Researchers talk to users, collect and analyze data, helps the org to learn about customers, and create artifacts to facilitate understanding. They could also project manage, run workshops, work on interaction models, set up experiments, etc.
They can be called UX or user or design researchers. I do prefer UX researcher though. While UX is hard to design for, it makes sense that it can be investigated, understood, and evaluated. User research sounds to focus too much on the users themselves, rather than the use and the context of use. Design research on the other hand sounds like focusing too much on the artifacts and validation. Both user and design research are parts of the broader UX research discipline. Compared to user and design, UX research also sounds more connected to the things the company does.
Research is sometimes a scary word (sounds like something taking too much time), but I like that it implies at least some objectivity and rigor, which most product teams and product development process needs anyway.
There is also market research, which is usually in the marketing team, with a different goal - though UX researchers should be able to do some marketing research. The chief differentiator seems to be whether a research team uses focus groups (market researchers) or never uses focus groups (UX researchers).
As research matures, there is always the question of why it’s not more cross-disciplinary and less connected to the design team, which is a great question. I’d love to see more research teams that bring together market researchers, user researchers, and data analysts, enabling a more strategic level research - but not many orgs I know of succeeded in this.
Verb vs Noun (Design vs Designer and Research vs Researcher)
Sometimes I talk to people, who think only designers design. Sometimes I talk to people who think everyone designs.
In short, everyone designs (verb) the product, as everyone participating is making decisions that have an impact on the final product. Designing means planning with a specific purpose in mind. Things like system architecture are designed (with usually little input from designers). Designers shouldn’t feel worried about not owning this verb. Designers are still trained to create the design (noun) - driving, leading, facilitating, doing - so designing it.
But the fact that “everyone is a designer” doesn’t mean that everyone would participate equally (or participate at all) in making decisions about user flows, layout, interaction details, or typography. Good designers include others but keep their hands on the driving wheel.
With research, it’s even more muddy. Product managers should talk to users and do their own research to develop product sense and intuition. Sales teams research customers too, and so do some other teams. This doesn’t mean it’s the same research as a UX researcher would do, and ideally, product teams should have access to multiple types of research that supports their discovery process and decision making. There is no role conflict here, just researchers shouldn’t grip too tightly researching (the verb), while sharing their approach and results and help the organization work towards better and more rigor.
Also, great design teams strive to increase their impact, meaning they’ll teach others how to work with design and research, enabling themselves to focus where deeper expertise is needed. This is how design gets more infused into an org’s thinking.
In short, I prefer calling things as:
- Design team = team of designers, researchers, and other people working closely with them.

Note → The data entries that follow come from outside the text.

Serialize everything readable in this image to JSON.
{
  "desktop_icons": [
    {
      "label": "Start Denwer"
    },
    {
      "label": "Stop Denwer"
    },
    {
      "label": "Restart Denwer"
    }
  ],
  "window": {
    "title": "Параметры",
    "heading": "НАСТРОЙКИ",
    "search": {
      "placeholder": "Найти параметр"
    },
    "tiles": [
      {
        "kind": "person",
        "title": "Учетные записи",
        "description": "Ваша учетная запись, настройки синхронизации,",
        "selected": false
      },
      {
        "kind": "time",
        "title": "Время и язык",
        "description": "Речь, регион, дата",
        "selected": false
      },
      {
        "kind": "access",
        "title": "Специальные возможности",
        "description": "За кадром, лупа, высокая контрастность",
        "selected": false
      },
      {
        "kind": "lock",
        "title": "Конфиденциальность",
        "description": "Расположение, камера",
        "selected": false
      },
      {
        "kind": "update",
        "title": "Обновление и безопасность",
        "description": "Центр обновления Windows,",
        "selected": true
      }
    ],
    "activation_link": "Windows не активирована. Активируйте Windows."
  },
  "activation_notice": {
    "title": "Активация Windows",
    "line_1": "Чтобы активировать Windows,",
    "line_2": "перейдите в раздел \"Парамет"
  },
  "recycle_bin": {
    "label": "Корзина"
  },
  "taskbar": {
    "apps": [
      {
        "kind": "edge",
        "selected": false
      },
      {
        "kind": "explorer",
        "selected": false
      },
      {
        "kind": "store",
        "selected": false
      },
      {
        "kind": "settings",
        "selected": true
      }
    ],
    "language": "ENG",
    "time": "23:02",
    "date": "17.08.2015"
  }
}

- Designers = mostly product designers.
- Researchers = UX researchers.
- Everyone can design and research to get to a design or research, this enables designers and researchers to focus where their expertise is most needed and can have the highest impact.